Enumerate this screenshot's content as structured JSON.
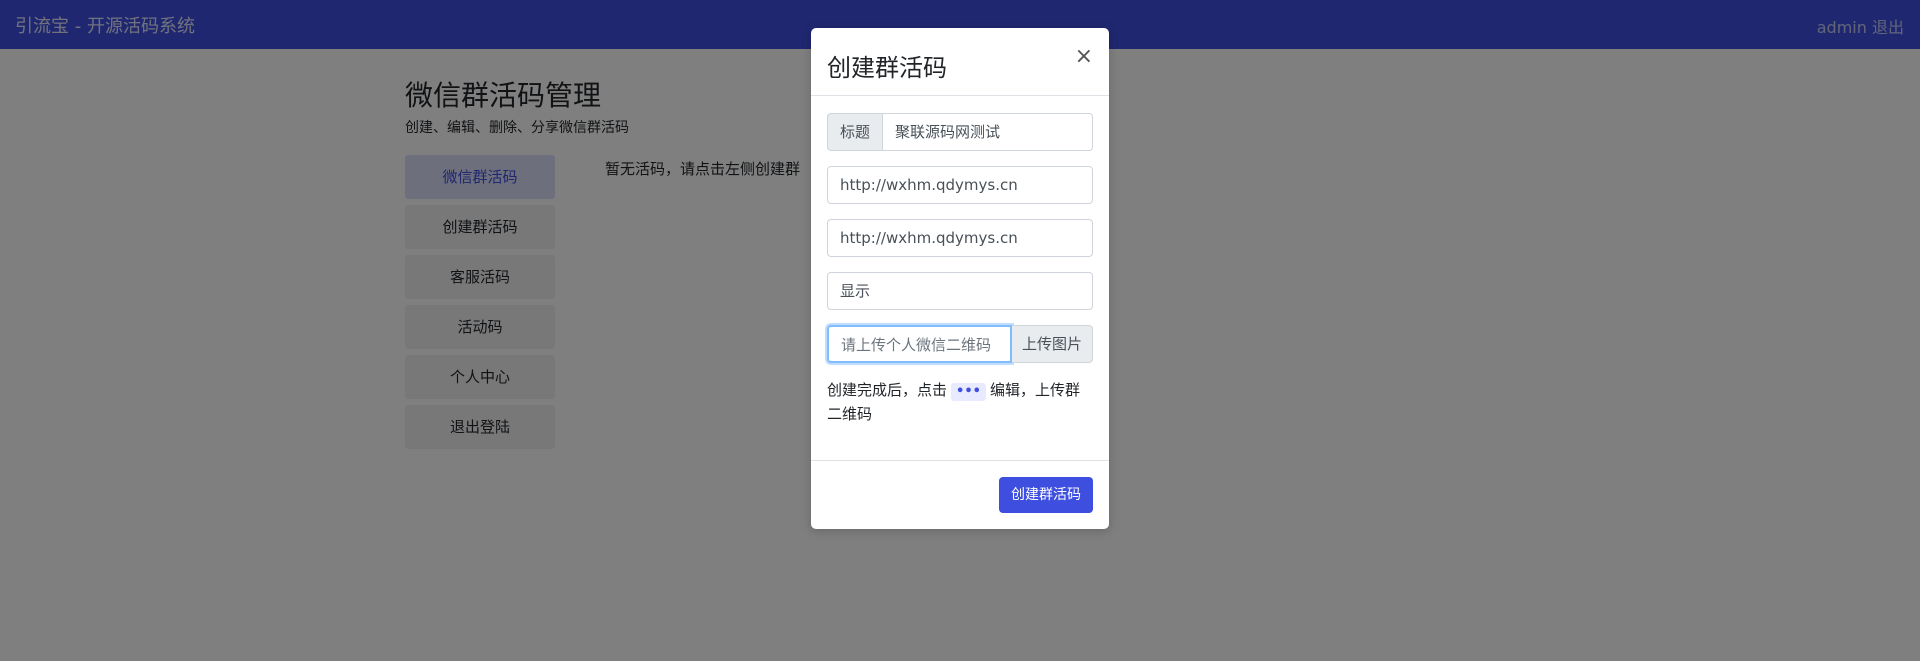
{
  "navbar": {
    "brand": "引流宝 - 开源活码系统",
    "user": "admin",
    "logout": "退出",
    "color": "#3e4fe0"
  },
  "page": {
    "title": "微信群活码管理",
    "subtitle": "创建、编辑、删除、分享微信群活码",
    "empty_note": "暂无活码，请点击左侧创建群"
  },
  "sidebar": {
    "items": [
      {
        "label": "微信群活码",
        "active": true
      },
      {
        "label": "创建群活码"
      },
      {
        "label": "客服活码"
      },
      {
        "label": "活动码"
      },
      {
        "label": "个人中心"
      },
      {
        "label": "退出登陆"
      }
    ]
  },
  "modal": {
    "title": "创建群活码",
    "close_symbol": "×",
    "title_field": {
      "addon": "标题",
      "value": "聚联源码网测试"
    },
    "url_field_1": {
      "value": "http://wxhm.qdymys.cn"
    },
    "url_field_2": {
      "value": "http://wxhm.qdymys.cn"
    },
    "display_field": {
      "value": "显示"
    },
    "upload_field": {
      "placeholder": "请上传个人微信二维码",
      "button": "上传图片"
    },
    "hint_before": "创建完成后，点击",
    "hint_badge": "•••",
    "hint_after": "编辑，上传群二维码",
    "submit": "创建群活码"
  }
}
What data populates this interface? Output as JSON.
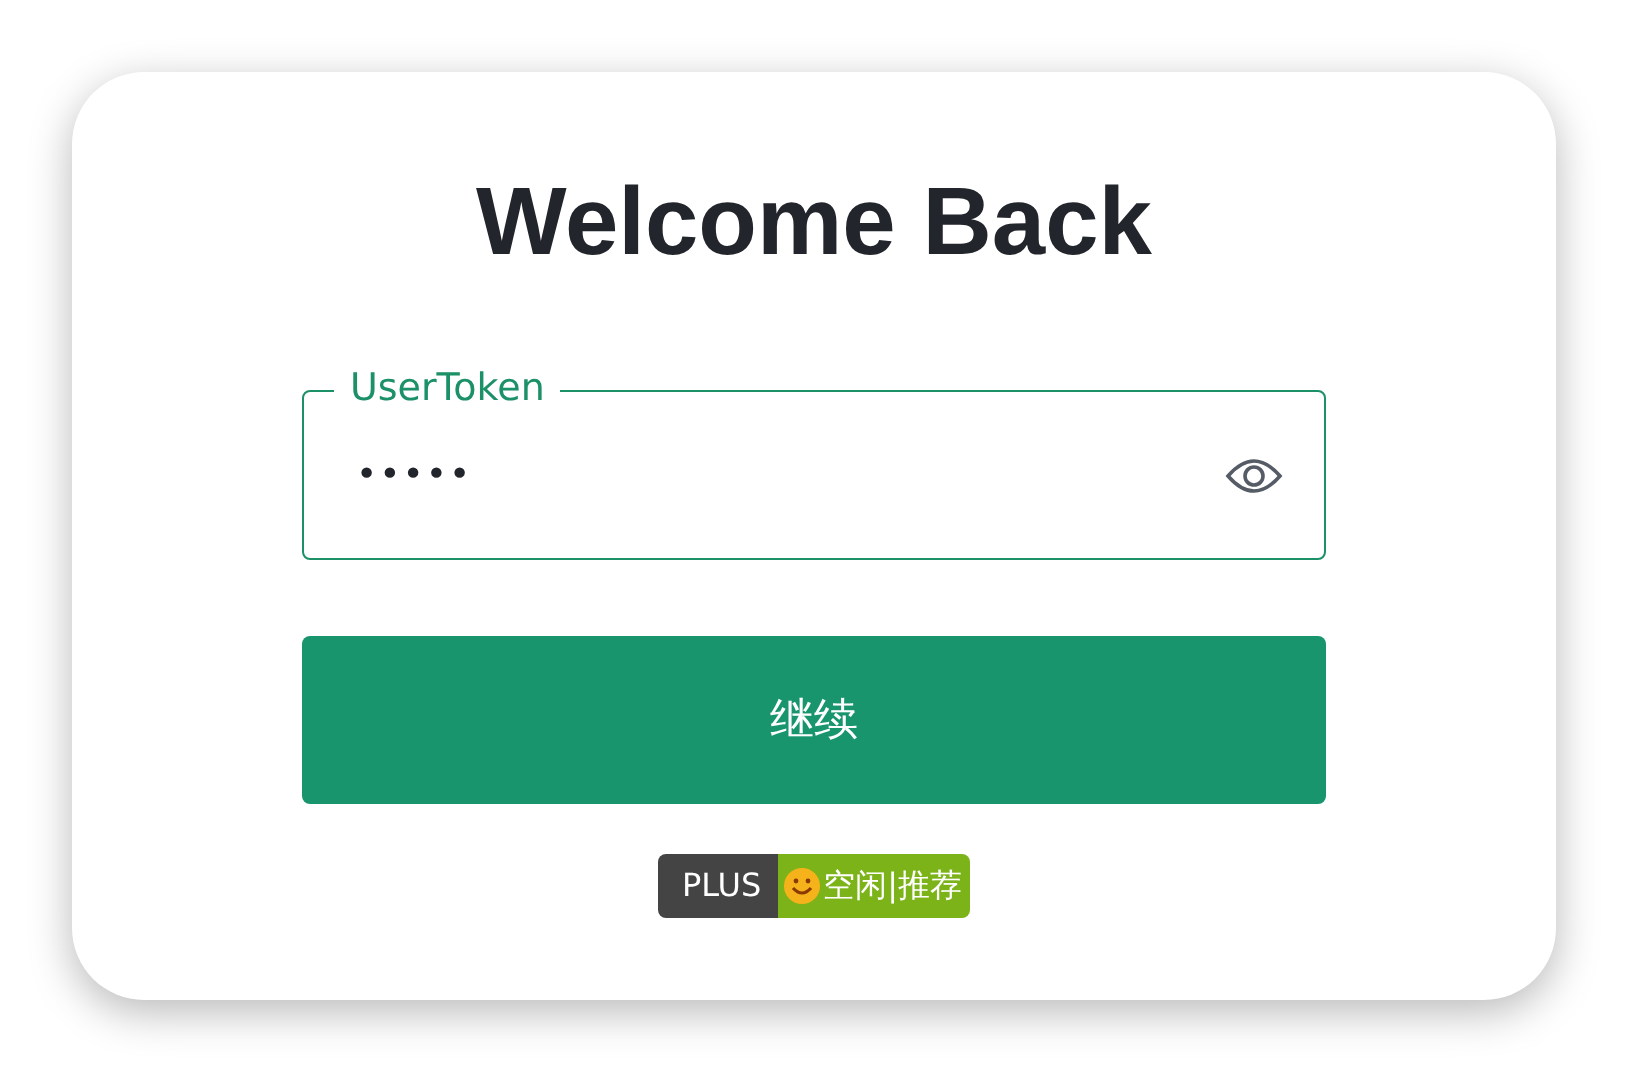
{
  "title": "Welcome Back",
  "token_field": {
    "label": "UserToken",
    "value": "•••••",
    "focused": true
  },
  "continue_button": {
    "label": "继续"
  },
  "badge": {
    "left": "PLUS",
    "right": "空闲|推荐"
  }
}
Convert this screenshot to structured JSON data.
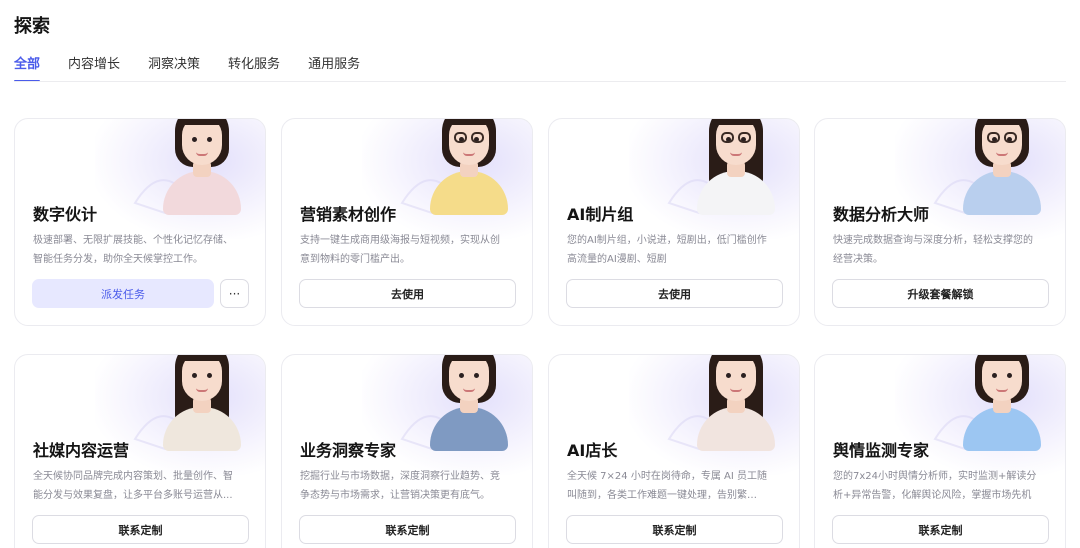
{
  "page": {
    "title": "探索"
  },
  "tabs": [
    {
      "label": "全部",
      "active": true
    },
    {
      "label": "内容增长",
      "active": false
    },
    {
      "label": "洞察决策",
      "active": false
    },
    {
      "label": "转化服务",
      "active": false
    },
    {
      "label": "通用服务",
      "active": false
    }
  ],
  "colors": {
    "accent": "#4a5bea",
    "primary_button_bg": "#e7e8ff"
  },
  "cards": [
    {
      "title": "数字伙计",
      "desc": "极速部署、无限扩展技能、个性化记忆存储、智能任务分发，助你全天候掌控工作。",
      "button": "派发任务",
      "primary": true,
      "more": "···",
      "avatar": {
        "hair": "short",
        "glasses": false,
        "top": "#f2d9dc"
      }
    },
    {
      "title": "营销素材创作",
      "desc": "支持一键生成商用级海报与短视频，实现从创意到物料的零门槛产出。",
      "button": "去使用",
      "avatar": {
        "hair": "short",
        "glasses": true,
        "top": "#f5dc8a"
      }
    },
    {
      "title": "AI制片组",
      "desc": "您的AI制片组，小说进，短剧出，低门槛创作高流量的AI漫剧、短剧",
      "button": "去使用",
      "avatar": {
        "hair": "long",
        "glasses": true,
        "top": "#f4f4f6"
      }
    },
    {
      "title": "数据分析大师",
      "desc": "快速完成数据查询与深度分析，轻松支撑您的经营决策。",
      "button": "升级套餐解锁",
      "avatar": {
        "hair": "short",
        "glasses": true,
        "top": "#b9cfee"
      }
    },
    {
      "title": "社媒内容运营",
      "desc": "全天候协同品牌完成内容策划、批量创作、智能分发与效果复盘，让多平台多账号运营从...",
      "button": "联系定制",
      "avatar": {
        "hair": "long",
        "glasses": false,
        "top": "#efe7dd"
      }
    },
    {
      "title": "业务洞察专家",
      "desc": "挖掘行业与市场数据，深度洞察行业趋势、竞争态势与市场需求，让营销决策更有底气。",
      "button": "联系定制",
      "avatar": {
        "hair": "short",
        "glasses": false,
        "top": "#7f9ac2"
      }
    },
    {
      "title": "AI店长",
      "desc": "全天候 7×24 小时在岗待命，专属 AI 员工随叫随到，各类工作难题一键处理，告别繁琐，...",
      "button": "联系定制",
      "avatar": {
        "hair": "long",
        "glasses": false,
        "top": "#f1e4df"
      }
    },
    {
      "title": "舆情监测专家",
      "desc": "您的7x24小时舆情分析师，实时监测+解读分析+异常告警，化解舆论风险，掌握市场先机",
      "button": "联系定制",
      "avatar": {
        "hair": "short",
        "glasses": false,
        "top": "#9cc6f2"
      }
    }
  ]
}
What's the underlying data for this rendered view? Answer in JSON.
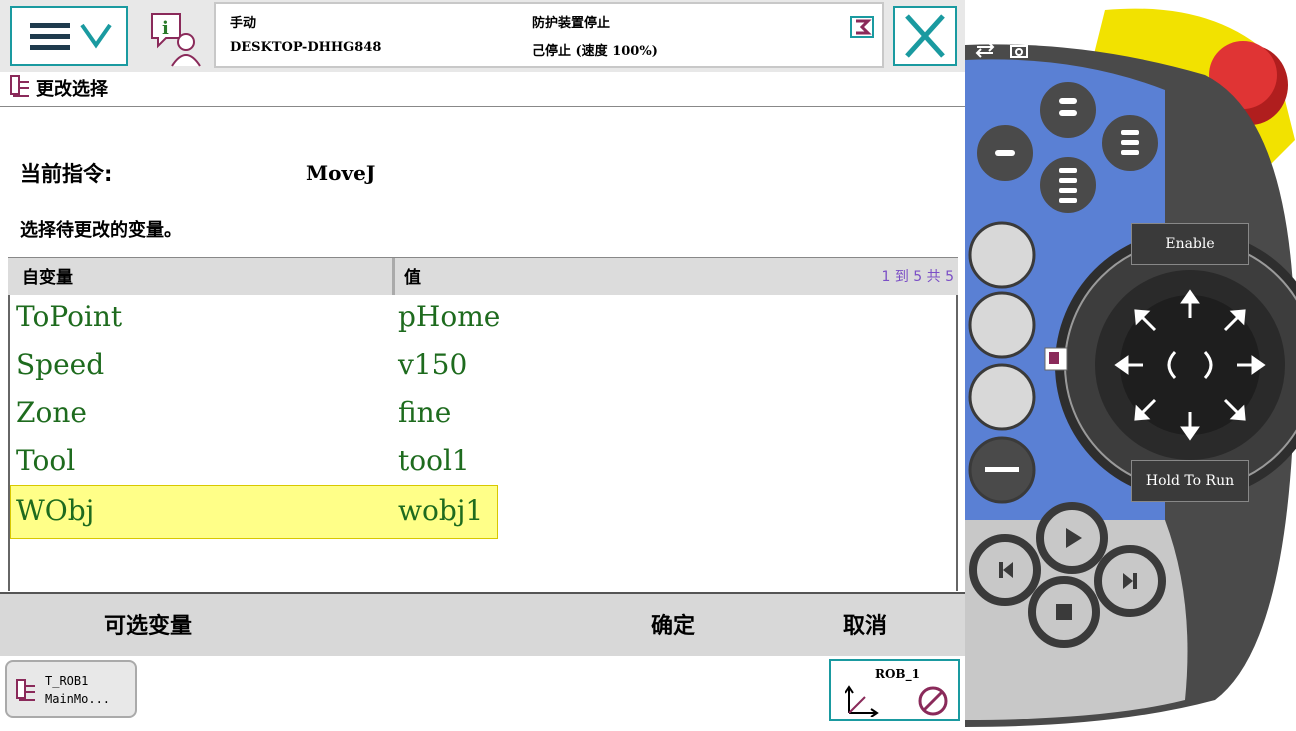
{
  "header": {
    "mode": "手动",
    "host": "DESKTOP-DHHG848",
    "state": "防护装置停止",
    "speed_state": "己停止 (速度 100%)"
  },
  "window_title": "更改选择",
  "current_instruction": {
    "label": "当前指令:",
    "value": "MoveJ"
  },
  "instruction_hint": "选择待更改的变量。",
  "table": {
    "col_argument": "自变量",
    "col_value": "值",
    "pager": "1 到 5 共 5",
    "rows": [
      {
        "argument": "ToPoint",
        "value": "pHome"
      },
      {
        "argument": "Speed",
        "value": "v150"
      },
      {
        "argument": "Zone",
        "value": "fine"
      },
      {
        "argument": "Tool",
        "value": "tool1"
      },
      {
        "argument": "WObj",
        "value": "wobj1",
        "selected": true
      }
    ]
  },
  "bottom": {
    "optional_label": "可选变量",
    "ok_label": "确定",
    "cancel_label": "取消"
  },
  "taskbar": {
    "task_line1": "T_ROB1",
    "task_line2": "MainMo...",
    "robot": "ROB_1"
  },
  "flexpendant": {
    "enable_label": "Enable",
    "hold_to_run_label": "Hold To Run"
  },
  "colors": {
    "accent": "#1a9aa0",
    "row_text": "#1e6b1e",
    "selected_row": "#ffff88",
    "pendant_blue": "#4a7bd6",
    "pendant_dark": "#3d3d3d",
    "pendant_yellow": "#f2e200",
    "estop_red": "#d42a2a"
  }
}
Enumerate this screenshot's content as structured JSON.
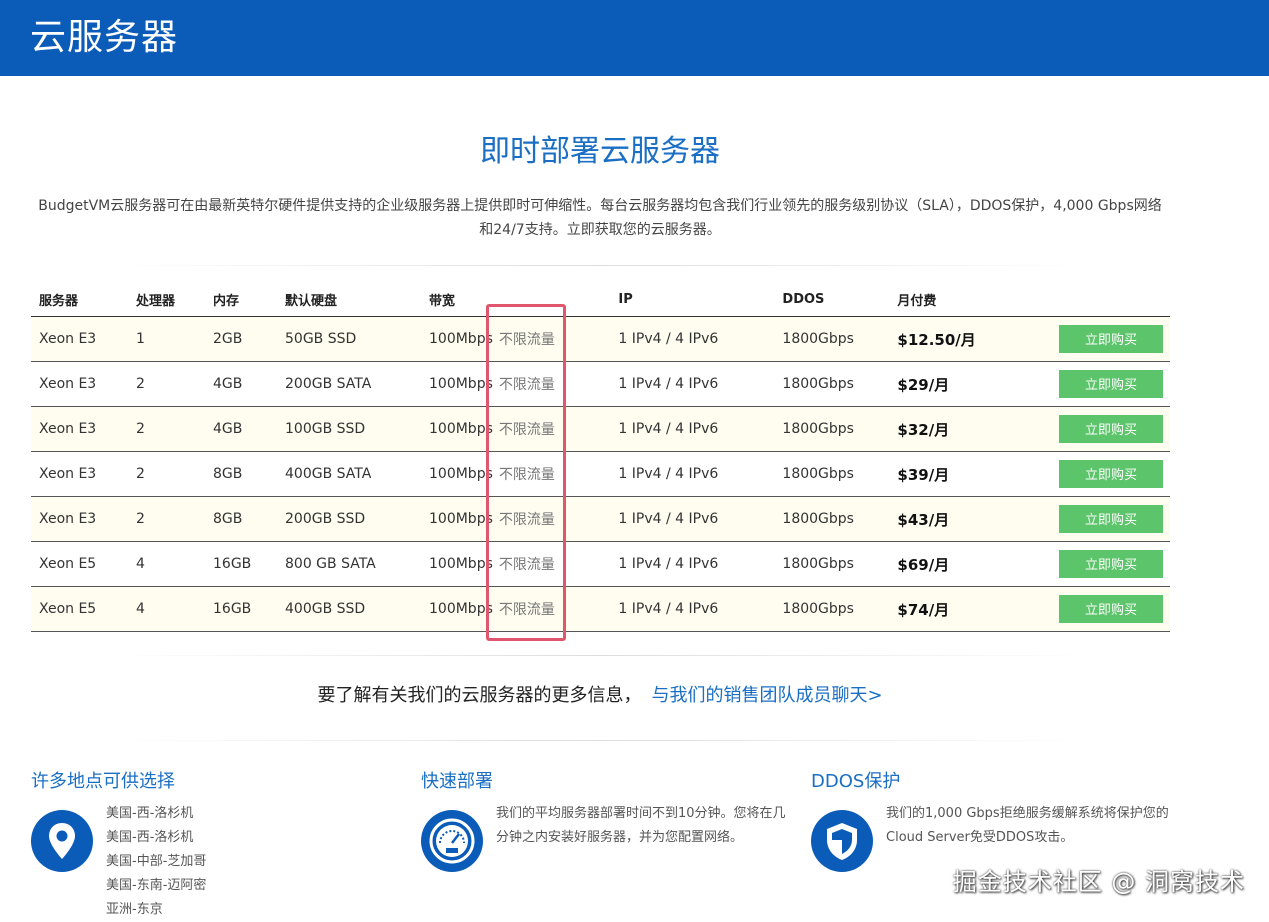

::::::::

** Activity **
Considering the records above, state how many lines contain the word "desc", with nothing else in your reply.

** Answer space **
8